In light of the recent sexual harassment cases, I am convinced my advice was right on target.

We have to model what it means to be a man and woman of God. When it comes to our kids, we overestimate what we say and underestimate how we live. We need to give our kids a picture of what it looks like to express love to their future spouse.

Included in this, but not limited to it, are public displays of affection. Our children need to know what it means to touch appropriately. They also need to know what is safe and what is off-bounds.

Almost every day, since the news of Harvey Weinstein’s sexual harassments, someone else is being revealed as a sexual offender.
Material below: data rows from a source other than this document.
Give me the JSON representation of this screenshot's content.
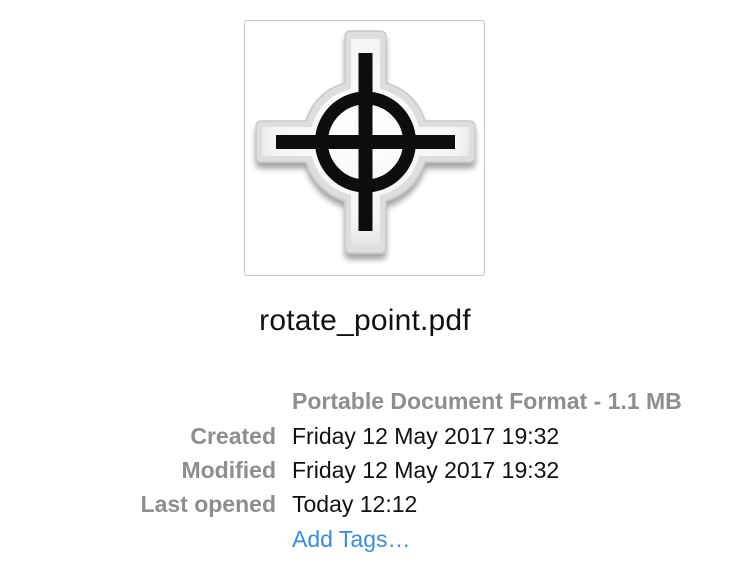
{
  "file": {
    "name": "rotate_point.pdf",
    "icon": "crosshair-rotate-point-icon",
    "kind_size": "Portable Document Format - 1.1 MB"
  },
  "info": {
    "created": {
      "label": "Created",
      "value": "Friday 12 May 2017 19:32"
    },
    "modified": {
      "label": "Modified",
      "value": "Friday 12 May 2017 19:32"
    },
    "last_opened": {
      "label": "Last opened",
      "value": "Today 12:12"
    }
  },
  "tags": {
    "add_label": "Add Tags…"
  },
  "colors": {
    "label_gray": "#8e8e8e",
    "link_blue": "#3a8de0",
    "text": "#111111"
  }
}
What is as much as concern to me is the girls who are allowing themselves to be in a situation and not knowing how to get out of it or talk about it. They were put in situations where someone in authority abused their power and manipulated the situation for their own sick pleasure.

As a father of four daughters, it breaks my heart every time I hear these things happening, and it is becoming more and more common for abusive situations to happen earlier and earlier in life.

We need to teach our kids that, no matter what the promotion or job security, it is wrong to be harassed in the workplace and it takes courage to get out of the situation and speak up.


Friday, November 03, 2017

Confession vs Appeasement

Do not confuse confession with appeasement—confession does not mean we’re off the hook. Confession does not make things easier for us. Confession does not make God look the other way about our sin. Confession does not absolve us of our responsibility. Confession prepares us for conversation with God and acceptance of his forgiveness, his terms, his sovereignty.

- Liberating the Leader's Prayer Life, Terry C Muck

Thursday, July 06, 2017

Tithing: A Timeless Principle of Discipleship

Tithing: A Timeless Principle of Discipleship

By the number of emails I received recently from groups that want to help me face the summer financial crunch for my church, I am guessing many churches are experiencing major challenges when it comes to finances and budgets. Our church is no exception. It is my opinion that the church does not have a budget problem; rather it has a discipleship problem.

I doubt that there is any more threatening subject than that of tithing, which is why pastors today are nervous about bringing up the topic. However, we need to have this conversation. As Martin Luther put it, “There are three conversions necessary in the Christian life: the conversion of the heart, the mind, and the purse” (Randy Alcorn, Managing God's Money).

Some of the angst comes from people’s negative experiences with previous churches, pastors, and evangelists. We must confess that some pastors, on occasion, have used biblical texts related to tithing in a manipulative manner to raise the budget or to build a building. Such behavior should not be tolerated; however, this does not alter the basic biblical teaching on tithing.

Just so we are clear, the definition of tithing is: Giving ten percent (10%) of our income to God through His church. The original tithe was an offering of one's agricultural income to the Lord as an expression of thanks and dedication. Today, because we live in a monetary society, we give ten percent of our salary.

I recently preached a message at Centerpointe on tithing and its significant role in discipleship. You can find the video and the text at Tithing Message.

This subject is too important to not address.

Because I Care,
Pastor Keith